- spend a lot of time pointing out how evil, backwards, or just plain stupid anything, that isn’t Agile, is.
- Spend a lot of time shouting (enthusiastically) about how great Agile is, and that you are stupid for not embracing it.
I like the idea of Agile, but I also believe something should be able to stand by itself, without resorting to insulting or degrading any alternatives. Let the good points of the methodology/ideology/whatever-ology be seen, and leave the reader to convince themselves, rather than trying to do it for them.
something should be able to stand by itself, without resorting to insulting or degrading any alternatives
At the same time, don’t just rant, and rave, about the fact that I “just have to” adopt Agile, or I’ll be considered a Luddite, a caveman, or just a person who is not willing to “see the truth”. Give me good, sensible, reasons, and I’m likely to keep reading.
Agile Estimating and Planning
A good example of something that doesn’t do either of the two things mentioned above is something that I am reading at the moment – “Agile Estimating and Planning” by Mike Cohn.
He steps you through the idea of Agile, with regards to planning, without once talking about Waterfall.
It’s a strange experience for me. With regards Agile I have wanted to believe. The problem was that every time I tried to learn more I met glazed eyed enthusiasts that just told me “Agile is good…Waterfall is evil”. Agile Estimating and Planning, however, has me nodding my head with every chapter I read.
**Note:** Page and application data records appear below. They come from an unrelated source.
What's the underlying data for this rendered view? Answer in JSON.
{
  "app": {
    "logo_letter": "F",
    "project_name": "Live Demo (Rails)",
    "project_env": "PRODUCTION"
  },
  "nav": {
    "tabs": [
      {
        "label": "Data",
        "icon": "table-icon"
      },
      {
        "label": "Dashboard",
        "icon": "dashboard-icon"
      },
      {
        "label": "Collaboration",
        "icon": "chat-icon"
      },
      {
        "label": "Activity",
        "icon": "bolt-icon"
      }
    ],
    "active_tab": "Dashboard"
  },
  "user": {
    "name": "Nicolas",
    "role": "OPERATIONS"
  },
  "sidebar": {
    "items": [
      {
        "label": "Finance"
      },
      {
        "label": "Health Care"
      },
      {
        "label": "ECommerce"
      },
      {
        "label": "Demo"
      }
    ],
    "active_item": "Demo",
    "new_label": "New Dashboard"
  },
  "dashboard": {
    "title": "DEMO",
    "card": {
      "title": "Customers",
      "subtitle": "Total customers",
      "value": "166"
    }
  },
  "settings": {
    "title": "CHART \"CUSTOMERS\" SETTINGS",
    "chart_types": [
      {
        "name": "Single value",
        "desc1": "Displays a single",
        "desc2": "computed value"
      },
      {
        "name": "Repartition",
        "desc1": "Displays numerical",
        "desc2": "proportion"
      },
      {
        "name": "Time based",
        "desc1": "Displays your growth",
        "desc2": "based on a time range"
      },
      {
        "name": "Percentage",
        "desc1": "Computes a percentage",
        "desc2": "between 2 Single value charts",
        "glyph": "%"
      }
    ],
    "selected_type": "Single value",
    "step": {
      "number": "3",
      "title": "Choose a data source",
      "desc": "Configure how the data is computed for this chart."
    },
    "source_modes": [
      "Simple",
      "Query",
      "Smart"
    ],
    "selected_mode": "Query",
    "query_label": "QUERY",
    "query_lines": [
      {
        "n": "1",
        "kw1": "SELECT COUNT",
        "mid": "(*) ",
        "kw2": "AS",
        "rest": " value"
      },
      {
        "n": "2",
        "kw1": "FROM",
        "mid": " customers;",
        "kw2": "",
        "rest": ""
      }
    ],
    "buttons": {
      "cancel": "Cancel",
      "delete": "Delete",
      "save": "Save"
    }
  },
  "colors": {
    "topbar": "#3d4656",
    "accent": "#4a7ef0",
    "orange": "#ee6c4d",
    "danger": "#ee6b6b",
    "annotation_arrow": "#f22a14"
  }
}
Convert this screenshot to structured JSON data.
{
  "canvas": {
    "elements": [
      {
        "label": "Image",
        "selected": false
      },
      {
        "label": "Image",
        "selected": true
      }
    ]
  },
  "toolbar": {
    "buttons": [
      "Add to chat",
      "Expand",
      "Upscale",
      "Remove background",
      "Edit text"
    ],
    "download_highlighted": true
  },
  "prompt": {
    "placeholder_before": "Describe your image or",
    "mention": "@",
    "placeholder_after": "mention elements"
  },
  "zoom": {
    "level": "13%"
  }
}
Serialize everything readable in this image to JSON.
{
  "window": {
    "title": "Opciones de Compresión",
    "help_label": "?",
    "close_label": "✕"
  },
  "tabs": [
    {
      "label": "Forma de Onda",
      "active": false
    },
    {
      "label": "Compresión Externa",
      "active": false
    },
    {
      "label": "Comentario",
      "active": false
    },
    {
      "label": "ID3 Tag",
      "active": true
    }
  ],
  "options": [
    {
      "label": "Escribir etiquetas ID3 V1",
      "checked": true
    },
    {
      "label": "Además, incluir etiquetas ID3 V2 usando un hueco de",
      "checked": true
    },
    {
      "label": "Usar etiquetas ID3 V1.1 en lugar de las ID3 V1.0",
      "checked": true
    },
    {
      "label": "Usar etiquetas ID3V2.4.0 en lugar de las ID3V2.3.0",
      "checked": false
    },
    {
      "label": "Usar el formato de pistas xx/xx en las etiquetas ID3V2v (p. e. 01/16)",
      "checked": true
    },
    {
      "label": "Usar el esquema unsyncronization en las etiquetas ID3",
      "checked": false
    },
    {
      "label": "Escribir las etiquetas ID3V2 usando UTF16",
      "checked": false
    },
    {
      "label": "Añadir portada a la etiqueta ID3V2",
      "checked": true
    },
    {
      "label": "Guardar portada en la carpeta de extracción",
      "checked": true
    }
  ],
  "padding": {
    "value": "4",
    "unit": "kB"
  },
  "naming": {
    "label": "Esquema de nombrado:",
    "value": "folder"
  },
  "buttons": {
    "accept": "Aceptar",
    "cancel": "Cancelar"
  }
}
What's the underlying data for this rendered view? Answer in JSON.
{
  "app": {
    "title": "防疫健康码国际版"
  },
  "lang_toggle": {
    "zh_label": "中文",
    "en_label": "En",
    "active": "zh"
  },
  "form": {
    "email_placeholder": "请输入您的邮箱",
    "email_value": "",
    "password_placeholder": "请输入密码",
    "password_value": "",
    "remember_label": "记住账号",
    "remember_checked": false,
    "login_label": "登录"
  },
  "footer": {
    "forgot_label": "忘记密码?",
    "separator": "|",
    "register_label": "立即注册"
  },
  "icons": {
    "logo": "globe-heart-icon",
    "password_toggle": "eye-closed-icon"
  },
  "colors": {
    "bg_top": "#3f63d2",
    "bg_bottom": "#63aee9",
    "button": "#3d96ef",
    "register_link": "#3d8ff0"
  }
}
What do you think?
Do you agree? Or am I just talking out of a hole in my head…?
Want to learn more?
Below is a selection of resources that I personally feel are relevant to this blog post, and will allow you to get more in-depth knowledge. I do earn a commission if you purchase any of these, and for that I am grateful. Thank you. (Important Disclosure)
Mike Cohn’s books: click here to see all of Mike’s books